+++ Available data

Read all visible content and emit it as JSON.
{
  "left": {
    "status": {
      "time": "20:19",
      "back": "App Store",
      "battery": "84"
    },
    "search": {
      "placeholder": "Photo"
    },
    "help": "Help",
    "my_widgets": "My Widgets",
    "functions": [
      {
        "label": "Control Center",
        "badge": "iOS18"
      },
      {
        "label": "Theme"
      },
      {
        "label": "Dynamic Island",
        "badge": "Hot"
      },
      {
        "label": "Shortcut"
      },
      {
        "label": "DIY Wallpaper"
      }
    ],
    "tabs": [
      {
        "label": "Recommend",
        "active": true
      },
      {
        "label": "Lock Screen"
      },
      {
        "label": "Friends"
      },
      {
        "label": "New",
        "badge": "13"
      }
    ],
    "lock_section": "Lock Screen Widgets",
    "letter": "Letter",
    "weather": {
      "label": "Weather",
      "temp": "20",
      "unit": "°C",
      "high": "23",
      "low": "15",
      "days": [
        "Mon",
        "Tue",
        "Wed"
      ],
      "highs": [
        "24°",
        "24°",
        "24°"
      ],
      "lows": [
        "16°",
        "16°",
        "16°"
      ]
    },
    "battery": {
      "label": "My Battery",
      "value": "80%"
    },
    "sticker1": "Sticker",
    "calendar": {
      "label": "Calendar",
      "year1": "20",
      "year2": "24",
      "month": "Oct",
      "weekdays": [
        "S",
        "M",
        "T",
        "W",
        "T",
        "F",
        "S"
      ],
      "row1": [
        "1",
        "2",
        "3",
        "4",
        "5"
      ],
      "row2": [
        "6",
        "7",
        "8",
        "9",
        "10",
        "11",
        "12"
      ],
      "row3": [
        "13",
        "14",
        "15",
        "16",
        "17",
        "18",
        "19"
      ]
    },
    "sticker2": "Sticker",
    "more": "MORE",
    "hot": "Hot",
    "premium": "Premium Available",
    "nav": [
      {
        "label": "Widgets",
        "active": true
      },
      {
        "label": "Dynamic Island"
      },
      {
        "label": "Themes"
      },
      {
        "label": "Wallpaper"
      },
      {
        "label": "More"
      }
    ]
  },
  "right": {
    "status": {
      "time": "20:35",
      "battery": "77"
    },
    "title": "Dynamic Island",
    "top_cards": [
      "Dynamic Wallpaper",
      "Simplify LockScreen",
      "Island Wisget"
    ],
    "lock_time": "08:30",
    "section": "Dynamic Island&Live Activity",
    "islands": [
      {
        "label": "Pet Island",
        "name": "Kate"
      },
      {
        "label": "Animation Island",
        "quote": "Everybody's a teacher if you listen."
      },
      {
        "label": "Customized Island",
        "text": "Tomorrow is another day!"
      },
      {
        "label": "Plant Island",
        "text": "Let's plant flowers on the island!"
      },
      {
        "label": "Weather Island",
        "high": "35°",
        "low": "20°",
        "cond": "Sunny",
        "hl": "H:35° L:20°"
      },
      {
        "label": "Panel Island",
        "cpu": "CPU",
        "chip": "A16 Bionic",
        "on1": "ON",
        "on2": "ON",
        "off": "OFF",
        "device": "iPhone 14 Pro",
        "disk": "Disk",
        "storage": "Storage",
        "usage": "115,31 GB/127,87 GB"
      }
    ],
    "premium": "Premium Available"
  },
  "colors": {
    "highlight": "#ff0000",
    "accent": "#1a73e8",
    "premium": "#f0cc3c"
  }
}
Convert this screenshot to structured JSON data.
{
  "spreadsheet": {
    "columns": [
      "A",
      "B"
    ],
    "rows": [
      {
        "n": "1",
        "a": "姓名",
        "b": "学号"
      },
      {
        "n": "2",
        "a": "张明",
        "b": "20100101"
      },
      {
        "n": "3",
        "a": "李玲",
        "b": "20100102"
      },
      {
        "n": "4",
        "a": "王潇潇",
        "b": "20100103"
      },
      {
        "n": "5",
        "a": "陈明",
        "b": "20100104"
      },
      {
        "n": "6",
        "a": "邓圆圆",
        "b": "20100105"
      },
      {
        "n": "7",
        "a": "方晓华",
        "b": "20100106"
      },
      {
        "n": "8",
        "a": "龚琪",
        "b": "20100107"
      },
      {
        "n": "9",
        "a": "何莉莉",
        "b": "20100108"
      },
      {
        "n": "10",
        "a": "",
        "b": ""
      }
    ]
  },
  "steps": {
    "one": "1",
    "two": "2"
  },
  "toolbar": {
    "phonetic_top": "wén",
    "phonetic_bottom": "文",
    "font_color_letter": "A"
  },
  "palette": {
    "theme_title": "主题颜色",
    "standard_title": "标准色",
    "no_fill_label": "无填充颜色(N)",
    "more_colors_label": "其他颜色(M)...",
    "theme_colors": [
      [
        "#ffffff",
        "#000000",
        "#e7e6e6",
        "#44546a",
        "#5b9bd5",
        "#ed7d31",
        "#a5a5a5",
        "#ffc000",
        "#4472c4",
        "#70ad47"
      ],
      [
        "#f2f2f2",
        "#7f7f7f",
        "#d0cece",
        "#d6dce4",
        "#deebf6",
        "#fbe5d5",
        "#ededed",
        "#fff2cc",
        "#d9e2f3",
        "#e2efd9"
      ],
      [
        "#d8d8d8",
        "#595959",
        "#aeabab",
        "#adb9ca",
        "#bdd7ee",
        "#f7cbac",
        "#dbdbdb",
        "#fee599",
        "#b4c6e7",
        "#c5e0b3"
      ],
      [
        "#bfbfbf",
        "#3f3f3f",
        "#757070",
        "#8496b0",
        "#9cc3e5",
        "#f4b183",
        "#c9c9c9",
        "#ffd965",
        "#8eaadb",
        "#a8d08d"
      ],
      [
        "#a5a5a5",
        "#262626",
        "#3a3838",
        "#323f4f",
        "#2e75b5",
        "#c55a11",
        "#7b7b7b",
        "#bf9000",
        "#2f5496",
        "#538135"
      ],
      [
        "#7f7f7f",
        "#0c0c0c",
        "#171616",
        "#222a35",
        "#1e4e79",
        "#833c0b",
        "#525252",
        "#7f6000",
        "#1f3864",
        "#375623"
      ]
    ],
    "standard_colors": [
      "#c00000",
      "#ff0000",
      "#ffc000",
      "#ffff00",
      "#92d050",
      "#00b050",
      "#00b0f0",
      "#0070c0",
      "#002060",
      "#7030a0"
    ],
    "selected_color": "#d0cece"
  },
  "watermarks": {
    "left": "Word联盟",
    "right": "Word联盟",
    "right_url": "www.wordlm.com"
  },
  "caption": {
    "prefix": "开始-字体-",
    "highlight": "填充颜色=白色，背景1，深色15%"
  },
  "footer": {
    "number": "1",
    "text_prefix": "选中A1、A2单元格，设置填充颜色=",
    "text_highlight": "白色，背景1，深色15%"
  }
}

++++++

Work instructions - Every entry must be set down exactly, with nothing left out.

Result of this exercise -
Read all visible content and emit it as JSON.
{
  "left": {
    "status": {
      "time": "20:19",
      "back": "App Store",
      "battery": "84"
    },
    "search": {
      "placeholder": "Photo"
    },
    "help": "Help",
    "my_widgets": "My Widgets",
    "functions": [
      {
        "label": "Control Center",
        "badge": "iOS18"
      },
      {
        "label": "Theme"
      },
      {
        "label": "Dynamic Island",
        "badge": "Hot"
      },
      {
        "label": "Shortcut"
      },
      {
        "label": "DIY Wallpaper"
      }
    ],
    "tabs": [
      {
        "label": "Recommend",
        "active": true
      },
      {
        "label": "Lock Screen"
      },
      {
        "label": "Friends"
      },
      {
        "label": "New",
        "badge": "13"
      }
    ],
    "lock_section": "Lock Screen Widgets",
    "letter": "Letter",
    "weather": {
      "label": "Weather",
      "temp": "20",
      "unit": "°C",
      "high": "23",
      "low": "15",
      "days": [
        "Mon",
        "Tue",
        "Wed"
      ],
      "highs": [
        "24°",
        "24°",
        "24°"
      ],
      "lows": [
        "16°",
        "16°",
        "16°"
      ]
    },
    "battery": {
      "label": "My Battery",
      "value": "80%"
    },
    "sticker1": "Sticker",
    "calendar": {
      "label": "Calendar",
      "year1": "20",
      "year2": "24",
      "month": "Oct",
      "weekdays": [
        "S",
        "M",
        "T",
        "W",
        "T",
        "F",
        "S"
      ],
      "row1": [
        "1",
        "2",
        "3",
        "4",
        "5"
      ],
      "row2": [
        "6",
        "7",
        "8",
        "9",
        "10",
        "11",
        "12"
      ],
      "row3": [
        "13",
        "14",
        "15",
        "16",
        "17",
        "18",
        "19"
      ]
    },
    "sticker2": "Sticker",
    "more": "MORE",
    "hot": "Hot",
    "premium": "Premium Available",
    "nav": [
      {
        "label": "Widgets",
        "active": true
      },
      {
        "label": "Dynamic Island"
      },
      {
        "label": "Themes"
      },
      {
        "label": "Wallpaper"
      },
      {
        "label": "More"
      }
    ]
  },
  "right": {
    "status": {
      "time": "20:35",
      "battery": "77"
    },
    "title": "Dynamic Island",
    "top_cards": [
      "Dynamic Wallpaper",
      "Simplify LockScreen",
      "Island Wisget"
    ],
    "lock_time": "08:30",
    "section": "Dynamic Island&Live Activity",
    "islands": [
      {
        "label": "Pet Island",
        "name": "Kate"
      },
      {
        "label": "Animation Island",
        "quote": "Everybody's a teacher if you listen."
      },
      {
        "label": "Customized Island",
        "text": "Tomorrow is another day!"
      },
      {
        "label": "Plant Island",
        "text": "Let's plant flowers on the island!"
      },
      {
        "label": "Weather Island",
        "high": "35°",
        "low": "20°",
        "cond": "Sunny",
        "hl": "H:35° L:20°"
      },
      {
        "label": "Panel Island",
        "cpu": "CPU",
        "chip": "A16 Bionic",
        "on1": "ON",
        "on2": "ON",
        "off": "OFF",
        "device": "iPhone 14 Pro",
        "disk": "Disk",
        "storage": "Storage",
        "usage": "115,31 GB/127,87 GB"
      }
    ],
    "premium": "Premium Available"
  },
  "colors": {
    "highlight": "#ff0000",
    "accent": "#1a73e8",
    "premium": "#f0cc3c"
  }
}
Convert this screenshot to structured JSON data.
{
  "spreadsheet": {
    "columns": [
      "A",
      "B"
    ],
    "rows": [
      {
        "n": "1",
        "a": "姓名",
        "b": "学号"
      },
      {
        "n": "2",
        "a": "张明",
        "b": "20100101"
      },
      {
        "n": "3",
        "a": "李玲",
        "b": "20100102"
      },
      {
        "n": "4",
        "a": "王潇潇",
        "b": "20100103"
      },
      {
        "n": "5",
        "a": "陈明",
        "b": "20100104"
      },
      {
        "n": "6",
        "a": "邓圆圆",
        "b": "20100105"
      },
      {
        "n": "7",
        "a": "方晓华",
        "b": "20100106"
      },
      {
        "n": "8",
        "a": "龚琪",
        "b": "20100107"
      },
      {
        "n": "9",
        "a": "何莉莉",
        "b": "20100108"
      },
      {
        "n": "10",
        "a": "",
        "b": ""
      }
    ]
  },
  "steps": {
    "one": "1",
    "two": "2"
  },
  "toolbar": {
    "phonetic_top": "wén",
    "phonetic_bottom": "文",
    "font_color_letter": "A"
  },
  "palette": {
    "theme_title": "主题颜色",
    "standard_title": "标准色",
    "no_fill_label": "无填充颜色(N)",
    "more_colors_label": "其他颜色(M)...",
    "theme_colors": [
      [
        "#ffffff",
        "#000000",
        "#e7e6e6",
        "#44546a",
        "#5b9bd5",
        "#ed7d31",
        "#a5a5a5",
        "#ffc000",
        "#4472c4",
        "#70ad47"
      ],
      [
        "#f2f2f2",
        "#7f7f7f",
        "#d0cece",
        "#d6dce4",
        "#deebf6",
        "#fbe5d5",
        "#ededed",
        "#fff2cc",
        "#d9e2f3",
        "#e2efd9"
      ],
      [
        "#d8d8d8",
        "#595959",
        "#aeabab",
        "#adb9ca",
        "#bdd7ee",
        "#f7cbac",
        "#dbdbdb",
        "#fee599",
        "#b4c6e7",
        "#c5e0b3"
      ],
      [
        "#bfbfbf",
        "#3f3f3f",
        "#757070",
        "#8496b0",
        "#9cc3e5",
        "#f4b183",
        "#c9c9c9",
        "#ffd965",
        "#8eaadb",
        "#a8d08d"
      ],
      [
        "#a5a5a5",
        "#262626",
        "#3a3838",
        "#323f4f",
        "#2e75b5",
        "#c55a11",
        "#7b7b7b",
        "#bf9000",
        "#2f5496",
        "#538135"
      ],
      [
        "#7f7f7f",
        "#0c0c0c",
        "#171616",
        "#222a35",
        "#1e4e79",
        "#833c0b",
        "#525252",
        "#7f6000",
        "#1f3864",
        "#375623"
      ]
    ],
    "standard_colors": [
      "#c00000",
      "#ff0000",
      "#ffc000",
      "#ffff00",
      "#92d050",
      "#00b050",
      "#00b0f0",
      "#0070c0",
      "#002060",
      "#7030a0"
    ],
    "selected_color": "#d0cece"
  },
  "watermarks": {
    "left": "Word联盟",
    "right": "Word联盟",
    "right_url": "www.wordlm.com"
  },
  "caption": {
    "prefix": "开始-字体-",
    "highlight": "填充颜色=白色，背景1，深色15%"
  },
  "footer": {
    "number": "1",
    "text_prefix": "选中A1、A2单元格，设置填充颜色=",
    "text_highlight": "白色，背景1，深色15%"
  }
}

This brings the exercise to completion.